Toddlers and Preschoolers At this stage, toddlers are having tantrums to communicate their wants and needs. By age 3-4 years old, they are initiating pretend play but have difficulties with being flexible with routines. For special needs children, specially those with autism, this can be seen in later years of life if not taught self-regulation skills and coping skills early. Positive Parenting Tips:

  • At this age, you want to develop a routine that your child can follow in the home. It can be as simple as having the same activities planned out to do every day. Add some pictures to place on a refrigerator door or on a blank wall. Have your child point to the pictures corresponding to the activity. Then… voila! It is very likely that you will see your child get used to seeing the same picture-activity and will be ready to engage in that activity in the future. There is a feeling of safety to knowing when things happen next.
  • Expectations, Expectations, Expectations. Tell your child what activities you are going to do BEFORE you start an activity. This can alleviate a lot of problem behaviors.
  • For children that are nonverbal, teach your child to communicate their wants and needs by teaching them to point or reach for you to grab things. PECs ( Picture Exchange System) and photos of preferred foods and items can really help teach your nonverbal kiddo to communicate. This helps to reduce major tantrums and meltdowns when their needs and wants go unmet. In my next article, I will give a step-by step guide on how to get your nonverbal child to communicate with PECs.

Elementary Age Children between the ages of 5- 12 begin to have more conversations with their peers. They learn to identify emotions, empathy, and how to develop their own identity. Positive Parenting Tips:

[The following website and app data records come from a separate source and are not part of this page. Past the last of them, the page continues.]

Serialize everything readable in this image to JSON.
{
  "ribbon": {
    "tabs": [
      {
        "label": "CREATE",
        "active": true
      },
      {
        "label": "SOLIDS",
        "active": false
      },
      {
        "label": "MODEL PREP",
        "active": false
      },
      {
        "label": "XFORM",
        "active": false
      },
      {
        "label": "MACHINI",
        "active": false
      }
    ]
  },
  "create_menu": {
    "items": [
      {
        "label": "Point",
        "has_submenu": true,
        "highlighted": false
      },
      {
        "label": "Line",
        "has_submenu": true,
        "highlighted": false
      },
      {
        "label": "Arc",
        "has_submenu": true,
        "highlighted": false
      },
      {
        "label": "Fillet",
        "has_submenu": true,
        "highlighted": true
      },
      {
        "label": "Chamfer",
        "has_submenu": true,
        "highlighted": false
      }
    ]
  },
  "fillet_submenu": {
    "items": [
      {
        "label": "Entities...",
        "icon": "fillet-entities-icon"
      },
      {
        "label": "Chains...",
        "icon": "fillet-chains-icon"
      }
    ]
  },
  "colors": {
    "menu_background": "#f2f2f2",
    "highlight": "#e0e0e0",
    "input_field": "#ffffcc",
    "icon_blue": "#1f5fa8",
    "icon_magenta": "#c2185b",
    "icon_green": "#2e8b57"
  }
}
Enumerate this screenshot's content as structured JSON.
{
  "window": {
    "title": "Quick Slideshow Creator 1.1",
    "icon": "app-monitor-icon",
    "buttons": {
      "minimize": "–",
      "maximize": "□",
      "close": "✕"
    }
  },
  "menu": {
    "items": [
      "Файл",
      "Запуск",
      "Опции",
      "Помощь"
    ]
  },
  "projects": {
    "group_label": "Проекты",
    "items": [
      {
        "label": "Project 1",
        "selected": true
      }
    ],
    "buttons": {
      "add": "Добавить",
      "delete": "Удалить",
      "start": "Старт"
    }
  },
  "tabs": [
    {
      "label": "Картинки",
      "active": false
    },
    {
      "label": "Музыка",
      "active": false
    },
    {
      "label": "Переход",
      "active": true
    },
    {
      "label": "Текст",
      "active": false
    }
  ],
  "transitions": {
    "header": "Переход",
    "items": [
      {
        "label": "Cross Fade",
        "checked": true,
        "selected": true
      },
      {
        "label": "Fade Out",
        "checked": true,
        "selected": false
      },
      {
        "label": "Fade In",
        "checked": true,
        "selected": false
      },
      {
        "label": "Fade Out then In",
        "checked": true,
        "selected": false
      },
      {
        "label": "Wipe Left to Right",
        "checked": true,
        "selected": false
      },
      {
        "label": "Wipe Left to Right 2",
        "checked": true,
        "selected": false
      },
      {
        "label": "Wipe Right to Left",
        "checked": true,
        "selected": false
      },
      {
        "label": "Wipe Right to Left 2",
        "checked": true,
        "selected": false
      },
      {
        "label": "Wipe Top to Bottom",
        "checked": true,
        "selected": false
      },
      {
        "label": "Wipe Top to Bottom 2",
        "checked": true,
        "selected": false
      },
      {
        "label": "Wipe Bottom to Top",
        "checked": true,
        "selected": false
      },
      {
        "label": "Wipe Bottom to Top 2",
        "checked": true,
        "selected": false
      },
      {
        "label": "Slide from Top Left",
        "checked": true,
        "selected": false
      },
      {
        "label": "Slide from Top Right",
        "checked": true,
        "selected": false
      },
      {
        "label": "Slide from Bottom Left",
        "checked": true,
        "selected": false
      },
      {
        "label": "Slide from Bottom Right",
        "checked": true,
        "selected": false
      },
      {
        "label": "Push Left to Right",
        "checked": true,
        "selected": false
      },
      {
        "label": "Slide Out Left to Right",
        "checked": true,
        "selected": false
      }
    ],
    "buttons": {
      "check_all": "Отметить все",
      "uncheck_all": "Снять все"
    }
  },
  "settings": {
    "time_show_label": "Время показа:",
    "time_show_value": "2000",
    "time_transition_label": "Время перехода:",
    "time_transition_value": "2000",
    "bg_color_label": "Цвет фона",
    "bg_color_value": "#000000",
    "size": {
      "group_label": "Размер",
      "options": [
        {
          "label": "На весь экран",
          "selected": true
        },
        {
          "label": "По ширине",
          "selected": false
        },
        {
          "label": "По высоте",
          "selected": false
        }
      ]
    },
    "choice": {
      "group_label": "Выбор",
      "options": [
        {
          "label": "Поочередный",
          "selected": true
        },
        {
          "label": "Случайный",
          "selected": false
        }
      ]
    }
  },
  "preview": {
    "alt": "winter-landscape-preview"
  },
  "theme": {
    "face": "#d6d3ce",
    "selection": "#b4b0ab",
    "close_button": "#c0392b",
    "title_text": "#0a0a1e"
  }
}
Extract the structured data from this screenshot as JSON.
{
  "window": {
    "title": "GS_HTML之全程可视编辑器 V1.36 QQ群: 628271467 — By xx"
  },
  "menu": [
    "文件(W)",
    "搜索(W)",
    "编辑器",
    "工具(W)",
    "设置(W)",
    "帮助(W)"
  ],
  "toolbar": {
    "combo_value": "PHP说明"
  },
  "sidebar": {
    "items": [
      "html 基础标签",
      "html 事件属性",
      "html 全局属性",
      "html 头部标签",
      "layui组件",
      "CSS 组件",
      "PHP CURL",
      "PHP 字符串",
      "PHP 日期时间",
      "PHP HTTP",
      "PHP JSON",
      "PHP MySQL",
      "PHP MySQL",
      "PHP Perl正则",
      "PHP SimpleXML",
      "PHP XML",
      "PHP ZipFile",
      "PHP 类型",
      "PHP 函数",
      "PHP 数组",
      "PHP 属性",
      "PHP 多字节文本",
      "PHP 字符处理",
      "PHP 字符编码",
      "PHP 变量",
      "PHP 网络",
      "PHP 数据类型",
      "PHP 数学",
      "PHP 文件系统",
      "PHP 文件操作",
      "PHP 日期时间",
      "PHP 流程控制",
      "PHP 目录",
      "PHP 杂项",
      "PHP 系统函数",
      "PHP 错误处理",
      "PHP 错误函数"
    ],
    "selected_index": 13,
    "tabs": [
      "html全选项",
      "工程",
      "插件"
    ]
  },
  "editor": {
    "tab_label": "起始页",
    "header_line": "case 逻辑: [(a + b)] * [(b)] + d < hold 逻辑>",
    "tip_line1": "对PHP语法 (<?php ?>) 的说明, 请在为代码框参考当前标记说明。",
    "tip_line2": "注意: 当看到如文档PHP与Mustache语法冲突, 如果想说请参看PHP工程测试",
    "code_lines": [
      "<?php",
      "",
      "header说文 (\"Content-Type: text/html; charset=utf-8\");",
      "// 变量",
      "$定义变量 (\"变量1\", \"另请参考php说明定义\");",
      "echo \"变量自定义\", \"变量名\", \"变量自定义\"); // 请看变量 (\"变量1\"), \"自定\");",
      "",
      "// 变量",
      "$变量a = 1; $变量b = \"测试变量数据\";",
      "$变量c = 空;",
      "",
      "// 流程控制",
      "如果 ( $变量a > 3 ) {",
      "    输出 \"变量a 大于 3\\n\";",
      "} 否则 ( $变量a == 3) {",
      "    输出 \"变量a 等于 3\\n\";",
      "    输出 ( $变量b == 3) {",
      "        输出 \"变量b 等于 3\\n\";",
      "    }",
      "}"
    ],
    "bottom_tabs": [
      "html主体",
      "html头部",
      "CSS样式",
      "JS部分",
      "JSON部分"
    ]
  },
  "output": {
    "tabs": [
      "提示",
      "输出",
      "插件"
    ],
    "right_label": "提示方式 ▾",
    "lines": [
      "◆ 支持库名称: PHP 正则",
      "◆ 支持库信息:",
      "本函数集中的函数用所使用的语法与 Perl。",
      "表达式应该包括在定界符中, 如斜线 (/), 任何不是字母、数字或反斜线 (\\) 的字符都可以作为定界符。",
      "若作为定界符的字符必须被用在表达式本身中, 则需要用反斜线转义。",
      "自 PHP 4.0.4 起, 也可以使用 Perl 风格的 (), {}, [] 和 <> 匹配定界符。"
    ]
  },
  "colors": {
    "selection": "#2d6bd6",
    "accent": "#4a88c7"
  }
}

  • Talk with your child about topics that interest them. Children are more likely to discuss things that they like to normally talk about. If your child talks ad nauseam about their favorite tv show, then ask questions centered around that topic.
  • Model important social behavior such as eye contact and how to look for nonverbal cues to change a topic. Social interactions at this age can be very pivotal as children learn to share their experiences and adapt to different topics initiated by their peers.
  • Coping with your stress in healthy ways is very important.

Teen years Children learn critical thinking skills, problem solving, the value of friendships and independent living skills. At this age, teenagers will usually show some elevated mood swings and emotional highs and lows. This is because at this age, teens are experiencing a surge of hormones and body weight issues. You may hear the phrase ” mom am I fat in this?” Emotionally, they are experiencing novel feelings such as the ” love” hormone, oxytocin. They are also making love connections with those that peak their interest. You can also expect to see your child experiencing negative emotions; depression, anger, and outbursts which can lead to problem behaviors in social environments. As a parent, it is important to realize that your child will progressively display less conflicts, especially during the ages of 15-17.

Positive Parenting Tips:

  • Be a listening ear to your teen child’s opinions on different subjects that are important to them. Let them know how you value their opinion and avoid statements that are negative. Statements like “that is so stupid” and “how could you do that?” will only evoke more negative emotions about their self-esteem and self- worth.
  • Teach your child critical thinking skills by using every day routines and scenarios. Some topics that you can problem solve or talk about are things that your teen child would do in regards to peer pressure, cyber bullying, or rejection from a love interest.

Happy Parenting!

You may also like...

Leave a Reply